Q: Do the new rules change prevention education requirements?

A: They do not provide any specifications on prevention requirements or instruction on sexual consent. They do however, require ALL persons who are involved in responding to these crimes to receive training. See Violence Against Women Act Amendments to Clery Act for more specific prevention language.

Q: What can states do and how can state policies mitigate loopholes to the new Title IX changes?

A: We can encourage our state legislators to write and sign into law, policies that provide robust and comprehensive definitions of consent and requirements for prevention education or response to these crimes. For example, on June 28, 2019, Governor Tom Wolf signed into law Act 16 of 2019 (Act 16) which added Article XX-J to the Pennsylvania Public School Code of 1949. Building on the It’s On Us PA initiative, this law includes statutory requirements for addressing sexual assault at postsecondary institutions in Pennsylvania that award an associate degree or higher. Learn more about the sexual violence policy, PDE’s model policy, and the anonymous online reporting system here.

Q: Can colleges and universities choose to take stricter action?

A: Yes, as long as their policies do not interfere with the language of the new Title IX rules, they can institute more detailed policies.

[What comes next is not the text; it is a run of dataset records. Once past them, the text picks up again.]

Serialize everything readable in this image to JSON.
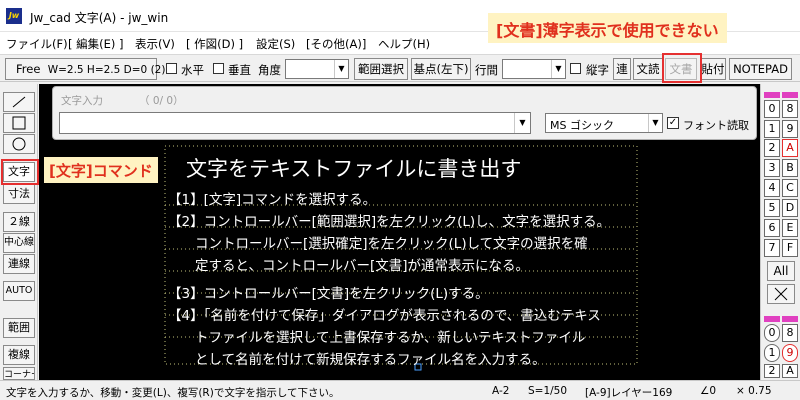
{
  "window": {
    "title": "Jw_cad 文字(A) - jw_win",
    "icon_label": "Jw"
  },
  "menu": [
    "ファイル(F)",
    "[ 編集(E) ]",
    "表示(V)",
    "[ 作図(D) ]",
    "設定(S)",
    "[その他(A)]",
    "ヘルプ(H)"
  ],
  "toolbar": {
    "free": "Free",
    "size": "W=2.5 H=2.5 D=0 (2)",
    "horizontal": "水平",
    "vertical": "垂直",
    "angle": "角度",
    "range_select": "範囲選択",
    "base_point": "基点(左下)",
    "line_spacing": "行間",
    "vertical_write": "縦字",
    "continuous": "連",
    "read_text": "文読",
    "write_text": "文書",
    "paste": "貼付",
    "notepad": "NOTEPAD"
  },
  "text_input": {
    "label": "文字入力",
    "counter": "（ 0/ 0）",
    "font": "MS ゴシック",
    "font_read_label": "フォント読取"
  },
  "left_tools": [
    "文字",
    "寸法",
    "２線",
    "中心線",
    "連線",
    "AUTO",
    "範囲",
    "複線",
    "コーナー"
  ],
  "right_tools": {
    "col1": [
      "0",
      "1",
      "2",
      "3",
      "4",
      "5",
      "6",
      "7"
    ],
    "col2": [
      "8",
      "9",
      "A",
      "B",
      "C",
      "D",
      "E",
      "F"
    ],
    "all": "All",
    "bottom_col1": [
      "0",
      "1",
      "2"
    ],
    "bottom_col2": [
      "8",
      "9",
      "A"
    ]
  },
  "content": {
    "heading": "文字をテキストファイルに書き出す",
    "lines": [
      "【1】[文字]コマンドを選択する。",
      "【2】コントロールバー[範囲選択]を左クリック(L)し、文字を選択する。",
      "　　コントロールバー[選択確定]を左クリック(L)して文字の選択を確",
      "　　定すると、コントロールバー[文書]が通常表示になる。",
      "【3】コントロールバー[文書]を左クリック(L)する。",
      "【4】「名前を付けて保存」ダイアログが表示されるので、書込むテキス",
      "　　トファイルを選択して上書保存するか、新しいテキストファイル",
      "　　として名前を付けて新規保存するファイル名を入力する。"
    ]
  },
  "annotations": {
    "top": "[文書]薄字表示で使用できない",
    "left": "[文字]コマンド"
  },
  "status": {
    "message": "文字を入力するか、移動・変更(L)、複写(R)で文字を指示して下さい。",
    "paper": "A-2",
    "scale": "S=1/50",
    "layer": "[A-9]レイヤー169",
    "angle": "∠0",
    "zoom": "× 0.75"
  },
  "colors": {
    "annotation_text": "#e0301e",
    "annotation_bg": "#fff3c2",
    "highlight_box": "#e53030",
    "canvas": "#000000"
  }
}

1 | United States, Department of Education, Office of Civil Rights. “Nondiscrimination on the Basis of Sex in Education Programs or Activities Receiveing Federal Financial Assistance,” 34 C.F.R. Part 106, 2020.